of 'Principles of magnetic resonance imaging'

[The history of tomography].
Seynaeve PC, Broos JI
J Belge Radiol. 1995;78(5):284.

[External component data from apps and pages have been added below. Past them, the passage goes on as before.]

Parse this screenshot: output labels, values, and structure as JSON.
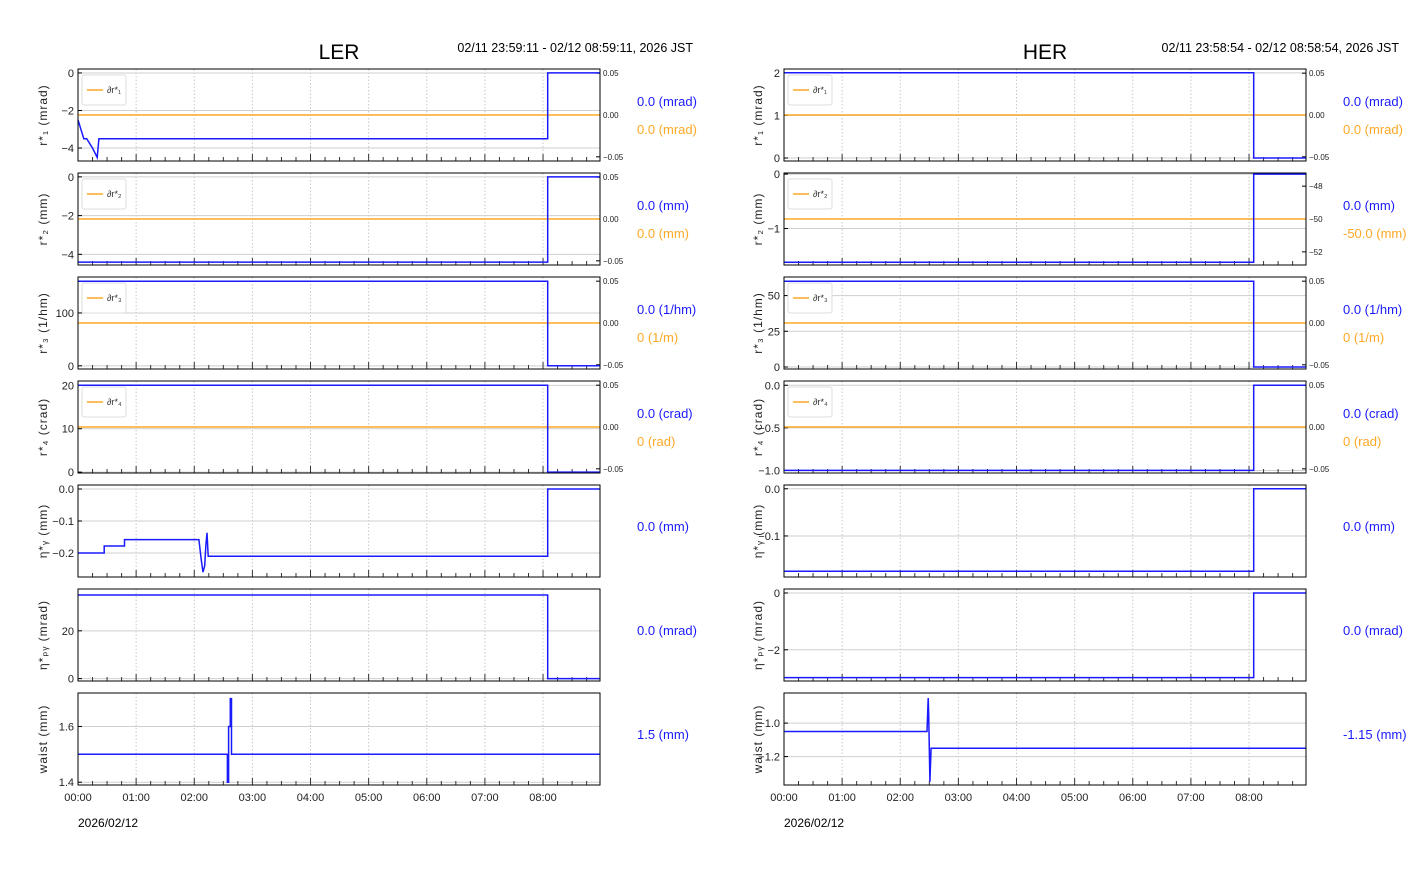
{
  "colors": {
    "blue": "#1a1aff",
    "orange": "#ffa826",
    "grid": "#cccccc"
  },
  "chart_data": [
    {
      "type": "line",
      "title": "LER",
      "time_range": "02/11 23:59:11 - 02/12 08:59:11, 2026 JST",
      "date_label": "2026/02/12",
      "xlim_hours": [
        0,
        8.98
      ],
      "xticks": [
        "00:00",
        "01:00",
        "02:00",
        "03:00",
        "04:00",
        "05:00",
        "06:00",
        "07:00",
        "08:00"
      ],
      "panels": [
        {
          "ylabel": "r*₁ (mrad)",
          "ylim": [
            -4.69,
            0.21
          ],
          "yticks": [
            0,
            -2,
            -4
          ],
          "ytick_labels": [
            "0",
            "−2",
            "−4"
          ],
          "series": {
            "x": [
              0,
              0.05,
              0.1,
              0.15,
              0.25,
              0.33,
              0.36,
              8.08,
              8.08,
              8.98
            ],
            "y": [
              -2.5,
              -3.0,
              -3.5,
              -3.5,
              -4.0,
              -4.5,
              -3.5,
              -3.5,
              0,
              0
            ]
          },
          "legend": "∂r*₁",
          "twin": {
            "ylim": [
              -0.055,
              0.055
            ],
            "yticks": [
              0.05,
              0.0,
              -0.05
            ],
            "ytick_labels": [
              "0.05",
              "0.00",
              "−0.05"
            ],
            "value": 0.0
          },
          "current": "0.0 (mrad)",
          "current_twin": "0.0 (mrad)"
        },
        {
          "ylabel": "r*₂ (mm)",
          "ylim": [
            -4.55,
            0.2
          ],
          "yticks": [
            0,
            -2,
            -4
          ],
          "ytick_labels": [
            "0",
            "−2",
            "−4"
          ],
          "series": {
            "x": [
              0,
              8.08,
              8.08,
              8.98
            ],
            "y": [
              -4.4,
              -4.4,
              0,
              0
            ]
          },
          "legend": "∂r*₂",
          "twin": {
            "ylim": [
              -0.055,
              0.055
            ],
            "yticks": [
              0.05,
              0.0,
              -0.05
            ],
            "ytick_labels": [
              "0.05",
              "0.00",
              "−0.05"
            ],
            "value": 0.0
          },
          "current": "0.0 (mm)",
          "current_twin": "0.0 (mm)"
        },
        {
          "ylabel": "r*₃ (1/hm)",
          "ylim": [
            -6,
            168
          ],
          "yticks": [
            100,
            0
          ],
          "ytick_labels": [
            "100",
            "0"
          ],
          "series": {
            "x": [
              0,
              8.08,
              8.08,
              8.98
            ],
            "y": [
              160,
              160,
              0,
              0
            ]
          },
          "legend": "∂r*₃",
          "twin": {
            "ylim": [
              -0.055,
              0.055
            ],
            "yticks": [
              0.05,
              0.0,
              -0.05
            ],
            "ytick_labels": [
              "0.05",
              "0.00",
              "−0.05"
            ],
            "value": 0.0
          },
          "current": "0.0 (1/hm)",
          "current_twin": "0 (1/m)"
        },
        {
          "ylabel": "r*₄ (crad)",
          "ylim": [
            -0.2,
            21
          ],
          "yticks": [
            20,
            10,
            0
          ],
          "ytick_labels": [
            "20",
            "10",
            "0"
          ],
          "series": {
            "x": [
              0,
              8.08,
              8.08,
              8.98
            ],
            "y": [
              20,
              20,
              0,
              0
            ]
          },
          "legend": "∂r*₄",
          "twin": {
            "ylim": [
              -0.055,
              0.055
            ],
            "yticks": [
              0.05,
              0.0,
              -0.05
            ],
            "ytick_labels": [
              "0.05",
              "0.00",
              "−0.05"
            ],
            "value": 0.0
          },
          "current": "0.0 (crad)",
          "current_twin": "0 (rad)"
        },
        {
          "ylabel": "η*ᵧ (mm)",
          "ylim": [
            -0.275,
            0.0125
          ],
          "yticks": [
            0.0,
            -0.1,
            -0.2
          ],
          "ytick_labels": [
            "0.0",
            "−0.1",
            "−0.2"
          ],
          "series": {
            "x": [
              0,
              0.45,
              0.45,
              0.8,
              0.8,
              2.08,
              2.12,
              2.15,
              2.18,
              2.2,
              2.22,
              2.24,
              8.08,
              8.08,
              8.98
            ],
            "y": [
              -0.2,
              -0.2,
              -0.178,
              -0.178,
              -0.158,
              -0.158,
              -0.22,
              -0.26,
              -0.24,
              -0.175,
              -0.137,
              -0.21,
              -0.21,
              0,
              0
            ]
          },
          "current": "0.0 (mm)"
        },
        {
          "ylabel": "η*ₚᵧ (mrad)",
          "ylim": [
            -1,
            37.5
          ],
          "yticks": [
            20,
            0
          ],
          "ytick_labels": [
            "20",
            "0"
          ],
          "series": {
            "x": [
              0,
              8.08,
              8.08,
              8.98
            ],
            "y": [
              35,
              35,
              0,
              0
            ]
          },
          "current": "0.0 (mrad)"
        },
        {
          "ylabel": "waist (mm)",
          "ylim": [
            1.39,
            1.72
          ],
          "yticks": [
            1.6,
            1.4
          ],
          "ytick_labels": [
            "1.6",
            "1.4"
          ],
          "series": {
            "x": [
              0,
              2.57,
              2.57,
              2.59,
              2.59,
              2.62,
              2.62,
              2.64,
              2.64,
              8.98
            ],
            "y": [
              1.5,
              1.5,
              1.4,
              1.4,
              1.6,
              1.6,
              1.7,
              1.7,
              1.5,
              1.5
            ]
          },
          "current": "1.5 (mm)"
        }
      ]
    },
    {
      "type": "line",
      "title": "HER",
      "time_range": "02/11 23:58:54 - 02/12 08:58:54, 2026 JST",
      "date_label": "2026/02/12",
      "xlim_hours": [
        0,
        8.98
      ],
      "xticks": [
        "00:00",
        "01:00",
        "02:00",
        "03:00",
        "04:00",
        "05:00",
        "06:00",
        "07:00",
        "08:00"
      ],
      "panels": [
        {
          "ylabel": "r*₁ (mrad)",
          "ylim": [
            -0.07,
            2.09
          ],
          "yticks": [
            2,
            1,
            0
          ],
          "ytick_labels": [
            "2",
            "1",
            "0"
          ],
          "series": {
            "x": [
              0,
              8.08,
              8.08,
              8.98
            ],
            "y": [
              2,
              2,
              0,
              0
            ]
          },
          "legend": "∂r*₁",
          "twin": {
            "ylim": [
              -0.055,
              0.055
            ],
            "yticks": [
              0.05,
              0.0,
              -0.05
            ],
            "ytick_labels": [
              "0.05",
              "0.00",
              "−0.05"
            ],
            "value": 0.0
          },
          "current": "0.0 (mrad)",
          "current_twin": "0.0 (mrad)"
        },
        {
          "ylabel": "r*₂ (mm)",
          "ylim": [
            -1.67,
            0.02
          ],
          "yticks": [
            0,
            -1
          ],
          "ytick_labels": [
            "0",
            "−1"
          ],
          "series": {
            "x": [
              0,
              8.08,
              8.08,
              8.98
            ],
            "y": [
              -1.62,
              -1.62,
              0,
              0
            ]
          },
          "legend": "∂r*₂",
          "twin": {
            "ylim": [
              -52.8,
              -47.2
            ],
            "yticks": [
              -48,
              -50,
              -52
            ],
            "ytick_labels": [
              "−48",
              "−50",
              "−52"
            ],
            "value": -50.0
          },
          "current": "0.0 (mm)",
          "current_twin": "-50.0 (mm)"
        },
        {
          "ylabel": "r*₃ (1/hm)",
          "ylim": [
            -1.4,
            63
          ],
          "yticks": [
            50,
            25,
            0
          ],
          "ytick_labels": [
            "50",
            "25",
            "0"
          ],
          "series": {
            "x": [
              0,
              8.08,
              8.08,
              8.98
            ],
            "y": [
              60,
              60,
              0,
              0
            ]
          },
          "legend": "∂r*₃",
          "twin": {
            "ylim": [
              -0.055,
              0.055
            ],
            "yticks": [
              0.05,
              0.0,
              -0.05
            ],
            "ytick_labels": [
              "0.05",
              "0.00",
              "−0.05"
            ],
            "value": 0.0
          },
          "current": "0.0 (1/hm)",
          "current_twin": "0 (1/m)"
        },
        {
          "ylabel": "r*₄ (crad)",
          "ylim": [
            -1.03,
            0.05
          ],
          "yticks": [
            0.0,
            -0.5,
            -1.0
          ],
          "ytick_labels": [
            "0.0",
            "−0.5",
            "−1.0"
          ],
          "series": {
            "x": [
              0,
              8.08,
              8.08,
              8.98
            ],
            "y": [
              -1,
              -1,
              0,
              0
            ]
          },
          "legend": "∂r*₄",
          "twin": {
            "ylim": [
              -0.055,
              0.055
            ],
            "yticks": [
              0.05,
              0.0,
              -0.05
            ],
            "ytick_labels": [
              "0.05",
              "0.00",
              "−0.05"
            ],
            "value": 0.0
          },
          "current": "0.0 (crad)",
          "current_twin": "0 (rad)"
        },
        {
          "ylabel": "η*ᵧ (mm)",
          "ylim": [
            -0.187,
            0.008
          ],
          "yticks": [
            0.0,
            -0.1
          ],
          "ytick_labels": [
            "0.0",
            "−0.1"
          ],
          "series": {
            "x": [
              0,
              8.08,
              8.08,
              8.98
            ],
            "y": [
              -0.175,
              -0.175,
              0,
              0
            ]
          },
          "current": "0.0 (mm)"
        },
        {
          "ylabel": "η*ₚᵧ (mrad)",
          "ylim": [
            -3.1,
            0.14
          ],
          "yticks": [
            0,
            -2
          ],
          "ytick_labels": [
            "0",
            "−2"
          ],
          "series": {
            "x": [
              0,
              8.08,
              8.08,
              8.98
            ],
            "y": [
              -2.98,
              -2.98,
              0,
              0
            ]
          },
          "current": "0.0 (mrad)"
        },
        {
          "ylabel": "waist (mm)",
          "ylim": [
            -1.37,
            -0.82
          ],
          "yticks": [
            -1.0,
            -1.2
          ],
          "ytick_labels": [
            "−1.0",
            "−1.2"
          ],
          "series": {
            "x": [
              0,
              2.46,
              2.47,
              2.48,
              2.49,
              2.5,
              2.51,
              2.52,
              2.53,
              8.98
            ],
            "y": [
              -1.05,
              -1.05,
              -0.95,
              -0.85,
              -0.95,
              -1.15,
              -1.35,
              -1.25,
              -1.15,
              -1.15
            ]
          },
          "current": "-1.15 (mm)"
        }
      ]
    }
  ]
}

It is easily forgotten that not yet a hundred years ago the only way to look into the patients' body was via invasive procedures. Within the year of the discovery of X-rays by Conrad Röntgen the need for three dimensional imaging had been voiced. The driving force behind this development was undoubtedly clinical motivation. Planar X-radiographs were not satisfactory to the clinicians who urged the radiologists to provide them with tomographic images. Between 1910 and 1940, classical tomography has been the product of individuals rather than collective groups. It is only in the mid thirties that scientists found out about each other and started to correspond vigorously. Mayer was the first to suggest in 1914 the idea of tomography. Bocage, Grossman and Vallebona all developed the idea further and built their own equipment. In 1931 Ziedses des Plantes published the most extensive and thorough study on tomography. In the forties and fifties a stagnation is noticed, only further refinements to the existing equipment are carried out. Although Frank and Takahashi published the basic principles of axial tomography in the mid forties, we had to wait for the necessary developments in electronics before Hounsfield was able to develop and commercialize the first axial computer tomography in 1972 (EMI-Scanner). At the time all the big radiology companies rushed into the field and soon, second, third and fourth generation CT scanners became available. Only a few years later a new way of generating images without using ionizing radiation was introduced. Lauterbur and Damadian produced the first low quality images with magnetic resonance, a technique called zeugmatography by its inventors. In 1974 the first images of a living subject were published and initial scepticism was replaced by euphoria. This resulted in the spectacular evolution in Magnetic Resonance that we are now observing. While it is impossible to predict the future, the development of networks, the increase in data acquisition and storage will spread a new light on our specialty. A closer cooperation between radiologists, pathologists and clinicians will undoubtedly be necessary, as well as a partial redefinition of the radiologists task.
Dienst Radiologie, A.Z. Middelheim, Antwerp, Belgium.